*** INPUT RECORDS ***

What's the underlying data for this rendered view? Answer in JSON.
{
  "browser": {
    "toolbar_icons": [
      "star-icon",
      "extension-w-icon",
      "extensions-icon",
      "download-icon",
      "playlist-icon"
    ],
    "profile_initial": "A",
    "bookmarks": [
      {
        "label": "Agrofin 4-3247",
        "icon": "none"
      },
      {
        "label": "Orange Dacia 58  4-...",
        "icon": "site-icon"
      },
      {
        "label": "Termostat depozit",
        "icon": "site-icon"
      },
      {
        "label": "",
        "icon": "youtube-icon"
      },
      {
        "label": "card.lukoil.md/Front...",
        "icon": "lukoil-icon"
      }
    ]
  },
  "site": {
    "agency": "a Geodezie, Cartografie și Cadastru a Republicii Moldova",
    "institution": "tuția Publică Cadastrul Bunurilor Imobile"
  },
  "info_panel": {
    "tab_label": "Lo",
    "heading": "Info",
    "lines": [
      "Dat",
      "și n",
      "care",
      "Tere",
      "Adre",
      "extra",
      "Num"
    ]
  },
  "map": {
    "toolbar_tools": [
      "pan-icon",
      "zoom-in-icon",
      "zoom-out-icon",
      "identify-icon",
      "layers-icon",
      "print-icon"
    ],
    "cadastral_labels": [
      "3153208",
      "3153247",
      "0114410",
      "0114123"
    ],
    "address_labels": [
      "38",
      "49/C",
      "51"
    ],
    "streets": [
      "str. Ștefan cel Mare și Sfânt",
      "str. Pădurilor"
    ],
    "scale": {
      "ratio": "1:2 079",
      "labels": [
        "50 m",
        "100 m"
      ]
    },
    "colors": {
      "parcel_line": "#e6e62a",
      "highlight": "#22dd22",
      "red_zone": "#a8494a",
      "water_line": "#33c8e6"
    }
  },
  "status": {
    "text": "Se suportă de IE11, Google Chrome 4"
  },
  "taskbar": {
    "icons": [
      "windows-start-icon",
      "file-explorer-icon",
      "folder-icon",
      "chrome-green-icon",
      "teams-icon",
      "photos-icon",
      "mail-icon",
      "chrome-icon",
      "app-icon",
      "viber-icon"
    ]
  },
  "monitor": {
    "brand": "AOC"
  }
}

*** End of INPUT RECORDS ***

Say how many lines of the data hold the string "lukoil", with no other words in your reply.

2